Country Count As %
Germany 2 <1%
United Kingdom 1 <1%
France 1 <1%
South Africa 1 <1%
Spain 1 <1%
Brazil 1 <1%
Egypt 1 <1%
Ireland 1 <1%
Canada 1 <1%
Other 1 <1%
Unknown 280 96%

Demographic breakdown

Readers by professional status Count As %
Student > Master 70 24%
Researcher 48 16%
Unspecified 39 13%
Student > Ph. D. Student 36 12%
Student > Bachelor 30 10%
Other 68 23%
Readers by discipline Count As %
Medicine and Dentistry 131 45%
Unspecified 50 17%
Nursing and Health Professions 36 12%
Social Sciences 17 6%
Psychology 15 5%
Other 42 14%

Attention Score in Context

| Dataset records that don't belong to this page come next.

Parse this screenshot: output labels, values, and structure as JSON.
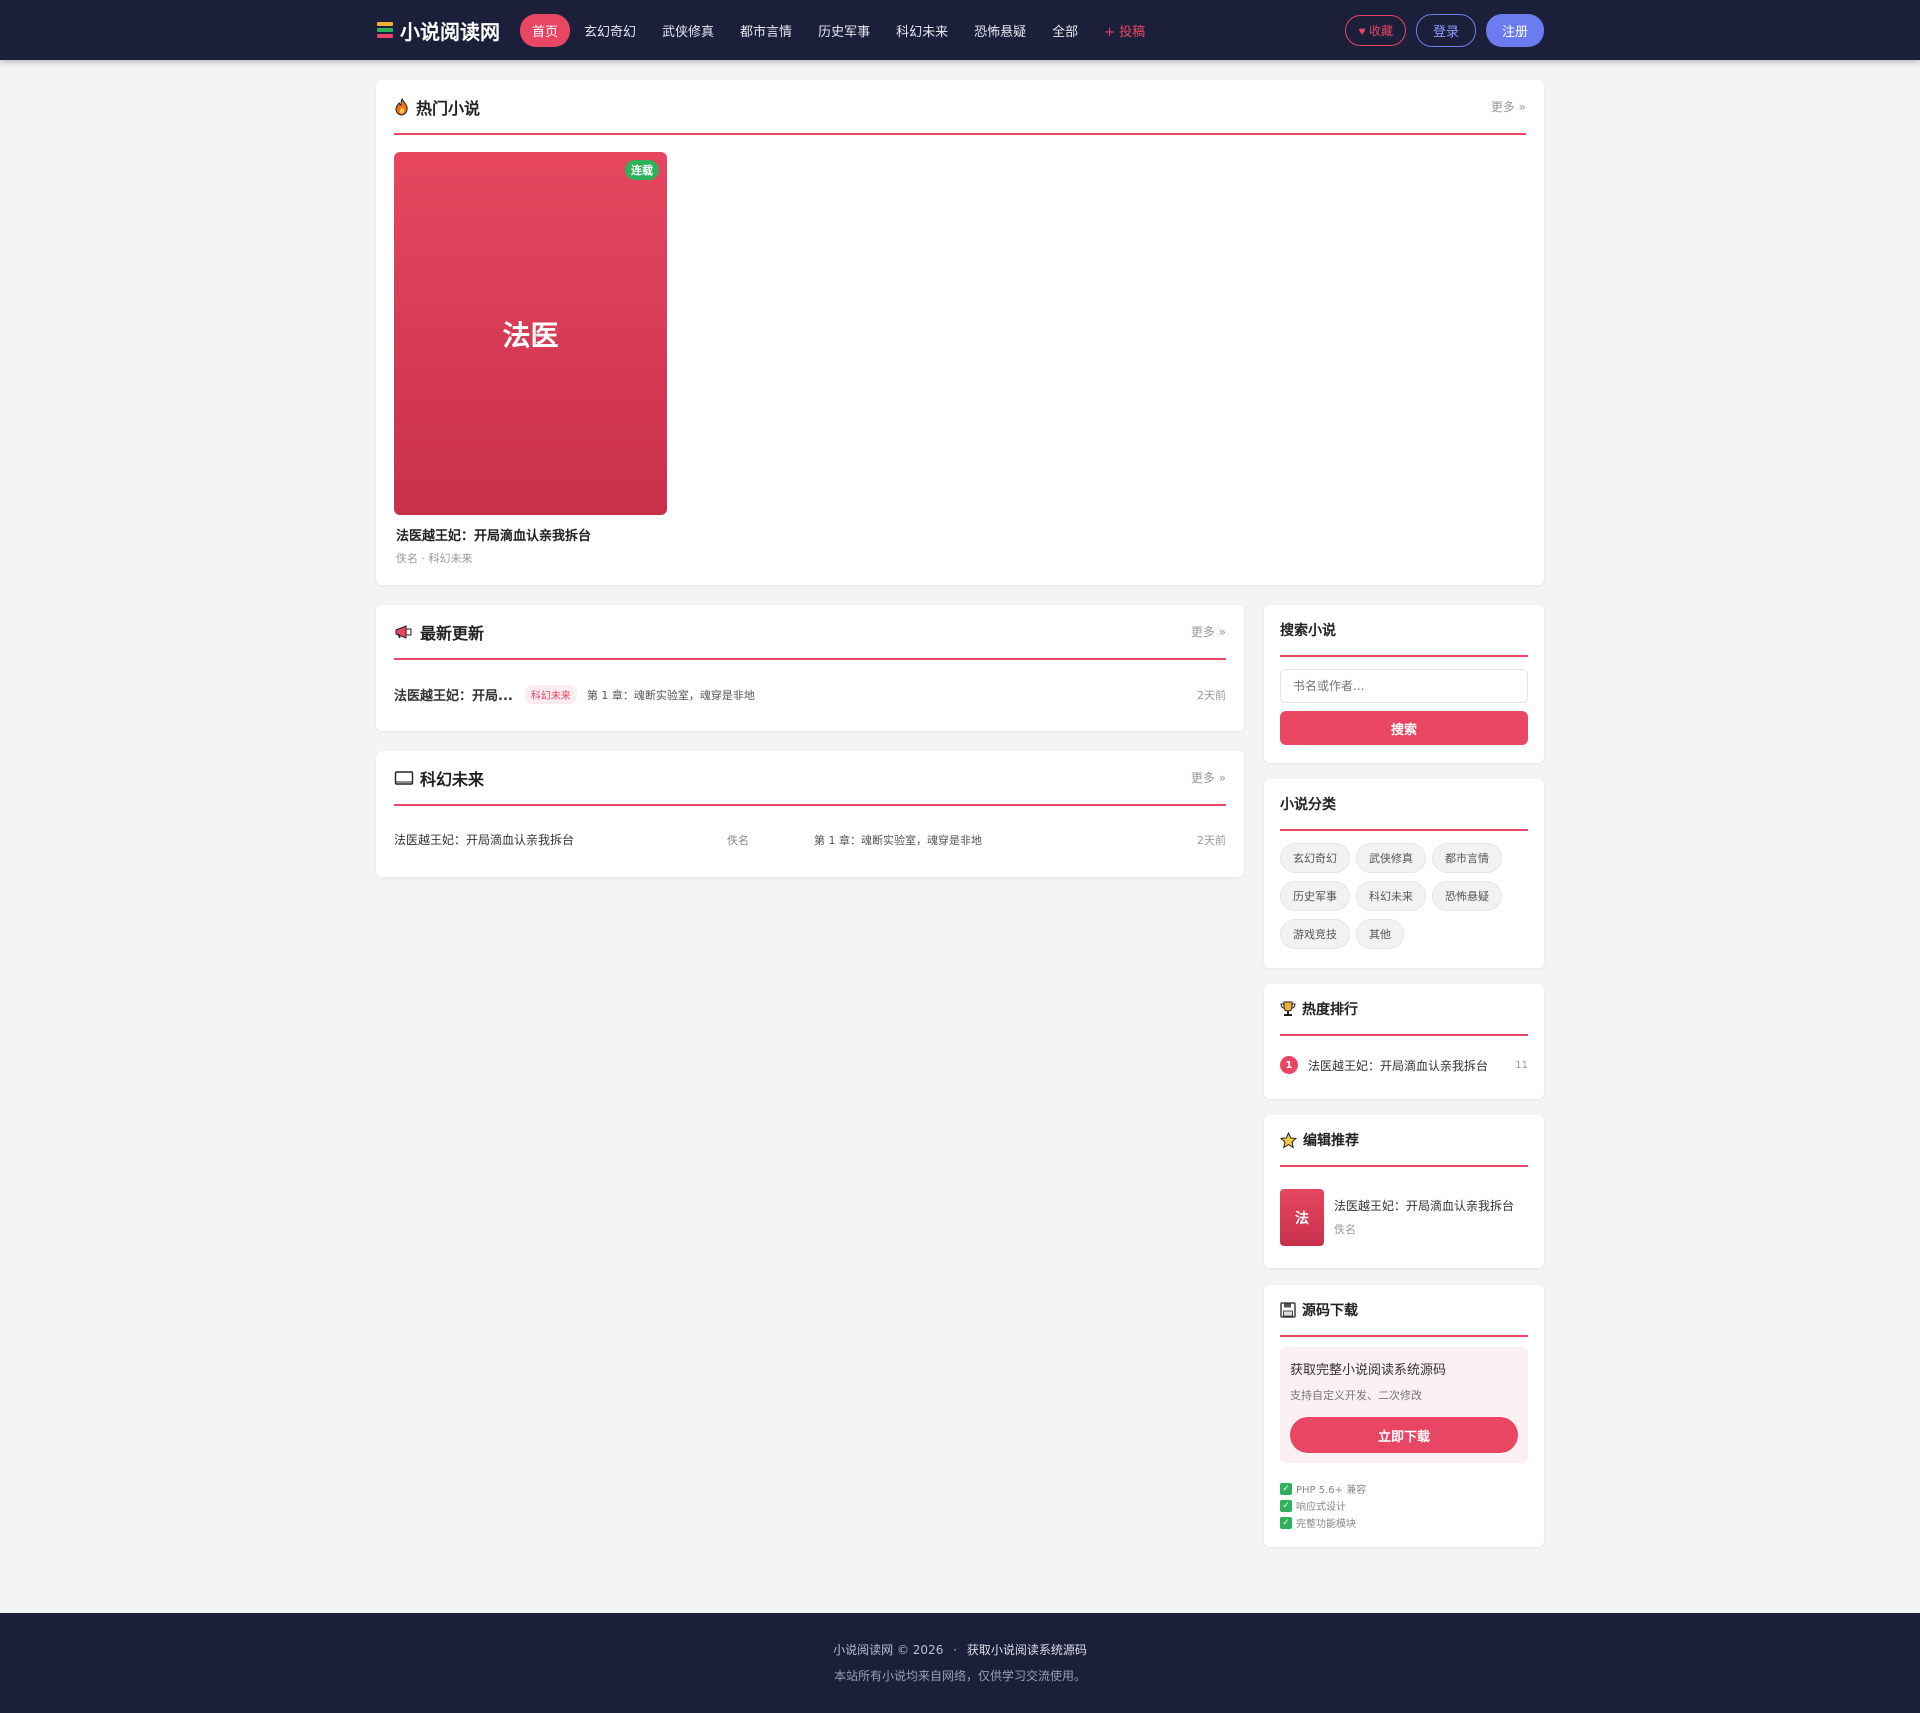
{
  "site": {
    "name": "小说阅读网",
    "logo_icon": "books-icon"
  },
  "nav": {
    "items": [
      {
        "label": "首页",
        "active": true
      },
      {
        "label": "玄幻奇幻"
      },
      {
        "label": "武侠修真"
      },
      {
        "label": "都市言情"
      },
      {
        "label": "历史军事"
      },
      {
        "label": "科幻未来"
      },
      {
        "label": "恐怖悬疑"
      },
      {
        "label": "全部"
      }
    ],
    "submit_label": "+ 投稿"
  },
  "header_actions": {
    "favorite_label": "收藏",
    "login_label": "登录",
    "register_label": "注册"
  },
  "hot": {
    "title": "热门小说",
    "more": "更多 »",
    "book": {
      "cover_text": "法医",
      "badge": "连载",
      "title": "法医越王妃：开局滴血认亲我拆台",
      "meta": "佚名 · 科幻未来"
    }
  },
  "latest": {
    "title": "最新更新",
    "more": "更多 »",
    "rows": [
      {
        "title": "法医越王妃：开局...",
        "tag": "科幻未来",
        "chapter": "第 1 章：魂断实验室，魂穿是非地",
        "time": "2天前"
      }
    ]
  },
  "scifi": {
    "title": "科幻未来",
    "more": "更多 »",
    "rows": [
      {
        "title": "法医越王妃：开局滴血认亲我拆台",
        "author": "佚名",
        "chapter": "第 1 章：魂断实验室，魂穿是非地",
        "time": "2天前"
      }
    ]
  },
  "search": {
    "title": "搜索小说",
    "placeholder": "书名或作者...",
    "button": "搜索"
  },
  "categories": {
    "title": "小说分类",
    "items": [
      "玄幻奇幻",
      "武侠修真",
      "都市言情",
      "历史军事",
      "科幻未来",
      "恐怖悬疑",
      "游戏竞技",
      "其他"
    ]
  },
  "ranking": {
    "title": "热度排行",
    "items": [
      {
        "rank": "1",
        "title": "法医越王妃：开局滴血认亲我拆台",
        "count": "11"
      }
    ]
  },
  "editor": {
    "title": "编辑推荐",
    "items": [
      {
        "cover_text": "法",
        "title": "法医越王妃：开局滴血认亲我拆台",
        "author": "佚名"
      }
    ]
  },
  "download": {
    "title": "源码下载",
    "box_title": "获取完整小说阅读系统源码",
    "box_sub": "支持自定义开发、二次修改",
    "button": "立即下载",
    "features": [
      "PHP 5.6+ 兼容",
      "响应式设计",
      "完整功能模块"
    ]
  },
  "footer": {
    "copyright": "小说阅读网 © 2026",
    "separator": "·",
    "link": "获取小说阅读系统源码",
    "note": "本站所有小说均来自网络，仅供学习交流使用。"
  },
  "colors": {
    "accent": "#e84663",
    "header_bg": "#1b1f3a",
    "page_bg": "#f4f4f5",
    "badge_green": "#2fb05a",
    "register_blue": "#6b7cf0"
  }
}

This research output has an Altmetric Attention Score of 23. This is our high-level measure of the quality and quantity of online attention that it has received. This Attention Score, as well as the ranking and number of research outputs shown below, was calculated when the research output was last mentioned on 23 January 2017.
All research outputs
#705,285
of 13,500,356 outputs
Outputs from Cochrane database of systematic reviews
#2,249
of 10,620 outputs
Outputs of similar age
#20,930
of 261,501 outputs
Outputs of similar age from Cochrane database of systematic reviews
#65
of 184 outputs
Altmetric has tracked 13,500,356 research outputs across all sources so far. Compared to these this one has done particularly well and is in the 94th percentile: it's in the top 10% of all research outputs ever tracked by Altmetric.
So far Altmetric has tracked 10,620 research outputs from this source. They typically receive a lot more attention than average, with a mean Attention Score of 21.0. This one has done well, scoring higher than 78% of its peers.
Older research outputs will score higher simply because they've had more time to accumulate mentions. To account for age we can compare this Altmetric Attention Score to the 261,501 tracked outputs that were published within six weeks on either side of this one in any source. This one has done particularly well, scoring higher than 91% of its contemporaries.
We're also able to compare this research output to 184 others from the same source and published within six weeks on either side of this one. This one has gotten more attention than average, scoring higher than 64% of its contemporaries.